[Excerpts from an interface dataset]
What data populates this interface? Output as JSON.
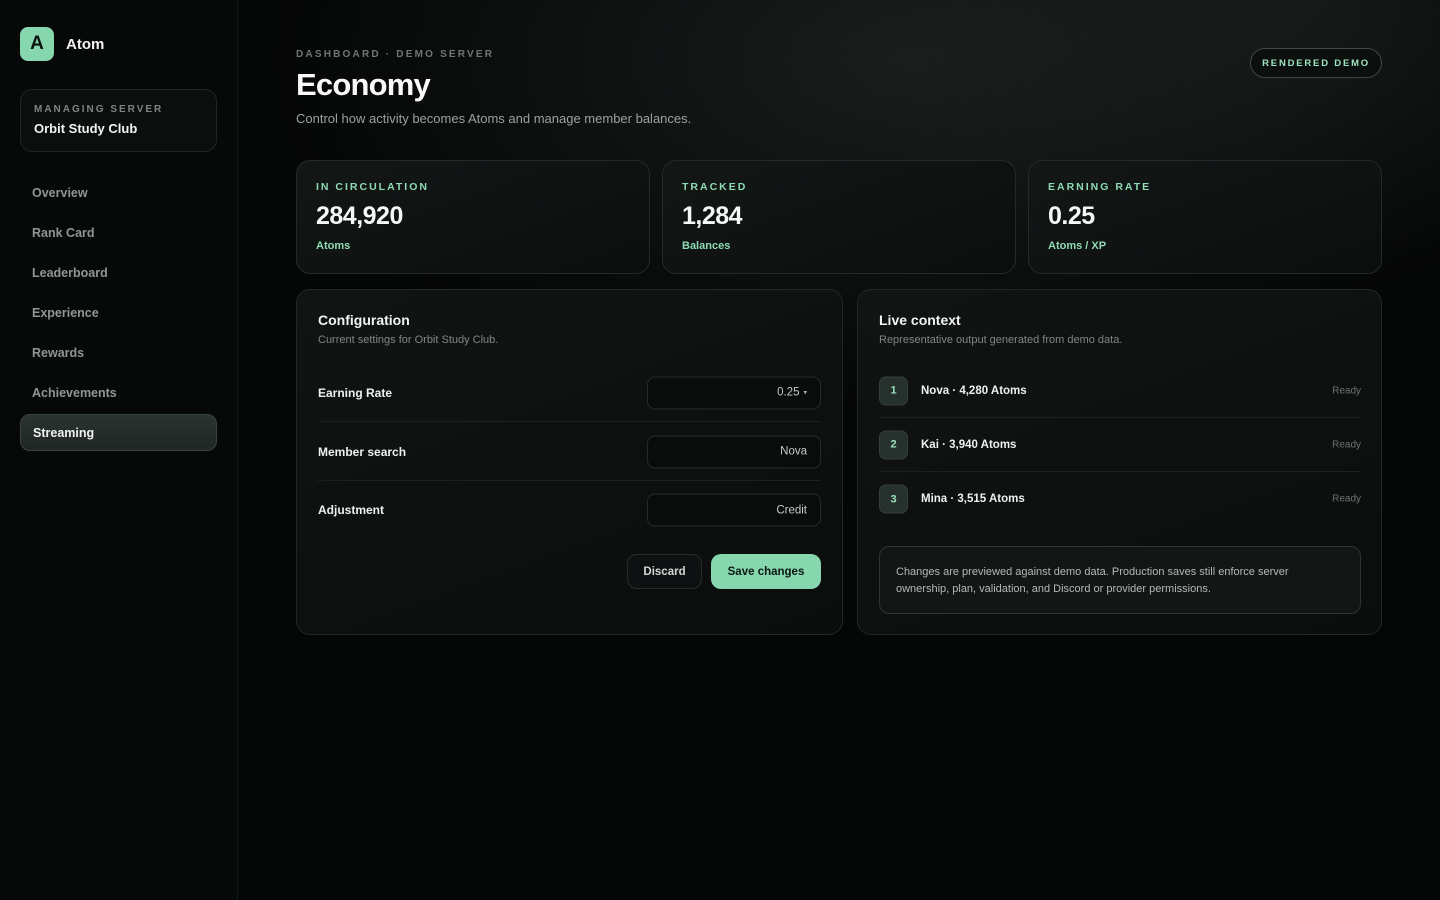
{
  "app": {
    "logo_letter": "A",
    "name": "Atom"
  },
  "server": {
    "kicker": "MANAGING SERVER",
    "name": "Orbit Study Club"
  },
  "nav": {
    "items": [
      {
        "label": "Overview"
      },
      {
        "label": "Rank Card"
      },
      {
        "label": "Leaderboard"
      },
      {
        "label": "Experience"
      },
      {
        "label": "Rewards"
      },
      {
        "label": "Achievements"
      },
      {
        "label": "Streaming",
        "active": true
      }
    ]
  },
  "header": {
    "breadcrumb": "DASHBOARD · DEMO SERVER",
    "title": "Economy",
    "subtitle": "Control how activity becomes Atoms and manage member balances.",
    "badge": "RENDERED DEMO"
  },
  "stats": [
    {
      "label": "IN CIRCULATION",
      "value": "284,920",
      "unit": "Atoms"
    },
    {
      "label": "TRACKED",
      "value": "1,284",
      "unit": "Balances"
    },
    {
      "label": "EARNING RATE",
      "value": "0.25",
      "unit": "Atoms / XP"
    }
  ],
  "config": {
    "title": "Configuration",
    "subtitle": "Current settings for Orbit Study Club.",
    "rows": [
      {
        "label": "Earning Rate",
        "value": "0.25",
        "caret": "▾"
      },
      {
        "label": "Member search",
        "value": "Nova"
      },
      {
        "label": "Adjustment",
        "value": "Credit"
      }
    ],
    "discard_label": "Discard",
    "save_label": "Save changes"
  },
  "context": {
    "title": "Live context",
    "subtitle": "Representative output generated from demo data.",
    "rows": [
      {
        "rank": "1",
        "text": "Nova · 4,280 Atoms",
        "status": "Ready"
      },
      {
        "rank": "2",
        "text": "Kai · 3,940 Atoms",
        "status": "Ready"
      },
      {
        "rank": "3",
        "text": "Mina · 3,515 Atoms",
        "status": "Ready"
      }
    ],
    "note": "Changes are previewed against demo data. Production saves still enforce server ownership, plan, validation, and Discord or provider permissions."
  },
  "colors": {
    "accent": "#86d7ad",
    "background": "#050606"
  }
}
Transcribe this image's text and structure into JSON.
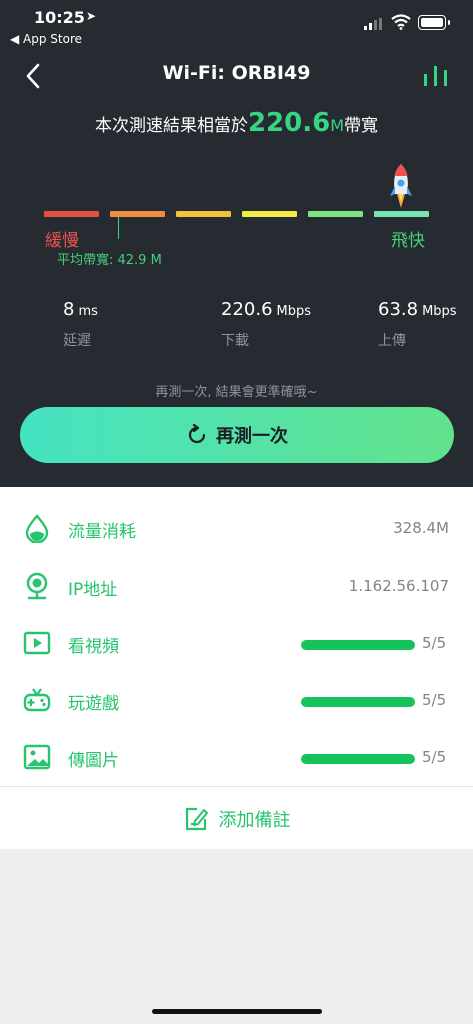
{
  "status_bar": {
    "time": "10:25",
    "back_to": "◀ App Store",
    "location_arrow": "➤"
  },
  "header": {
    "title": "Wi-Fi: ORBI49"
  },
  "result": {
    "prefix": "本次測速結果相當於",
    "value": "220.6",
    "unit": "M",
    "suffix": "帶寬"
  },
  "scale": {
    "slow_label": "緩慢",
    "fast_label": "飛快",
    "average_label": "平均帶寬: 42.9 M",
    "segment_colors": [
      "#e44f44",
      "#f18b3f",
      "#f6c23d",
      "#f3ec45",
      "#7be67e",
      "#79e6b2"
    ]
  },
  "metrics": [
    {
      "value": "8",
      "unit": "ms",
      "label": "延遲"
    },
    {
      "value": "220.6",
      "unit": "Mbps",
      "label": "下載"
    },
    {
      "value": "63.8",
      "unit": "Mbps",
      "label": "上傳"
    }
  ],
  "hint": "再測一次, 結果會更準確哦~",
  "retest_button": "再測一次",
  "details": {
    "traffic": {
      "label": "流量消耗",
      "value": "328.4M"
    },
    "ip": {
      "label": "IP地址",
      "value": "1.162.56.107"
    },
    "video": {
      "label": "看視頻",
      "score": "5/5"
    },
    "games": {
      "label": "玩遊戲",
      "score": "5/5"
    },
    "images": {
      "label": "傳圖片",
      "score": "5/5"
    }
  },
  "add_note": "添加備註",
  "colors": {
    "accent_green": "#26c46c",
    "highlight_green": "#36d582",
    "dark_bg": "#262a31"
  }
}
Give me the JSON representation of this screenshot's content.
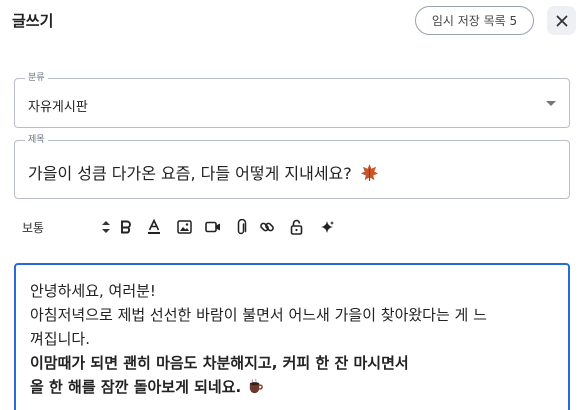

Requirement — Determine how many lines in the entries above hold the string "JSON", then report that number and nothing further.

Solution to this problem — 3